But in a dramatic u-turn, Buckinghamshire County Council has granted the great-grandmother-of-five’s wish of allowing her to stay, just in time for her 106th birthday.
Her daughter-in-law Barbara Smith, 74, said: “When we got the good news and told her, she said ‘oh that’s good’.
“She loves the home and knows all of the people there, she goes to eat with the other residents in the dining room and is very settled and happy.
“We are so happy that the council has made this decision and we are very grateful.
“I don’t know why they made the u-turn but we are very grateful, we know it is a lot of money but she would not be able to cope with the move.
“We picked this home because we didn’t want her to be somewhere that we would not like to live.
“It was her money from the sale of the house and we wanted the best for her.”
Eileen sold her family home in Bedgrove, Aylesbury, Bucks., to pay for her care at the Avondale care home in Aylesbury, Bucks., three years ago.
But she was devastated when she was told the money was set to run out at the end of June, making the council reluctant to allow her to stay.
Her son John, 75, said a black cloud had been hanging over the family’s heads for the last three months as they tried to find a solution to Eileen’s needs.
The family were desperate as help from the home staff didn’t solve the problem and Eileen was set to be forced out because of Bucks County Council Rules.
Eileen, a former chocolate factory worker, was born in London in 1910 and got married to her husband Charles in 1932.
Since his death in the 1970s she has lived alone but Barbara revealed “she has never claimed a penny”.

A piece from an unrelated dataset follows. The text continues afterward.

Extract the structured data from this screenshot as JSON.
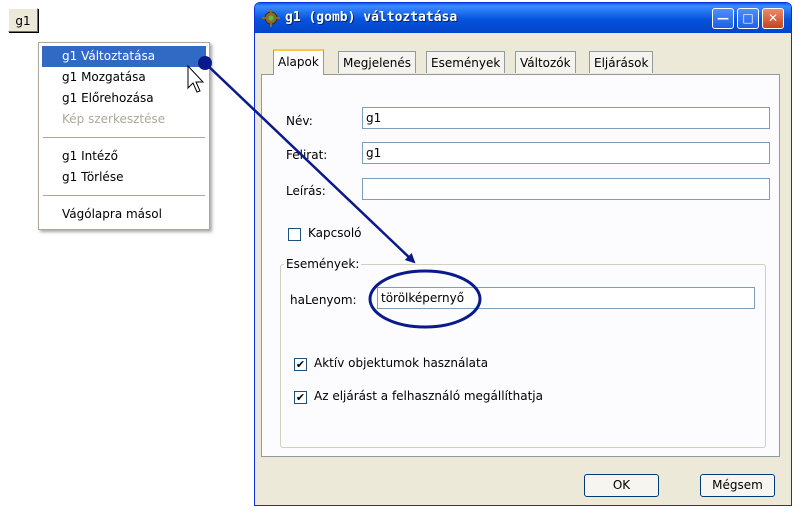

During the Second World War, Eileen raised the couple’s two children, John and his elder brother Maurice, now 82, while her husband served in the Army.
Barbara said: “When I heard that the council had done a u-turn it was just relief, we were all very upset the last fortnight and very stressed.
“Mum has been very happy there and suddenly to think she would need to be moved was terrible.
“We did not expect her to live this long, we all thought the money from her house would have covered it.”
Barbara said when they told Eileen that she’d have to move the grandmother-of-two insisted that her pension would help but it too wouldn’t cover the costs.
Eileen is due to celebrate her birthday with friends and family at a buffet at Avondale care home on Saturday.
Last year the home organised for TV star Angela Rippon to pay Eileen a visit, and she received a card from The Queen.
A spokesman for Bucks County Council said: “The council has a duty to meet an individual’s eligible social care needs with the most cost-effective option available.
“This may include a range of choices and the individual and/or family may top up the available resource to have a wider choice such as a selected care home.
“In some scenarios, an individual may make private arrangements with a care home and once their funds reach a certain threshold they may contact the council regarding ongoing funding.
“In such cases we work with the family to explore options that best fulfil the assessed needs of the vulnerable person themselves.
“The council may be able to source a care home place at a significantly reduced cost which is able to meet the individual’s eligible social care needs and the individual will be required to either to move care home or arrange a third party top up via their family or friends.
“However, continuity of care is an important consideration in the decision that is made, so often the person will remain in the care home where they are currently living with council funding.
“The council endeavours to make decisions in these cases as soon as possible, though the length of time to complete the assessment and decision making processes can vary depending on the individual case.”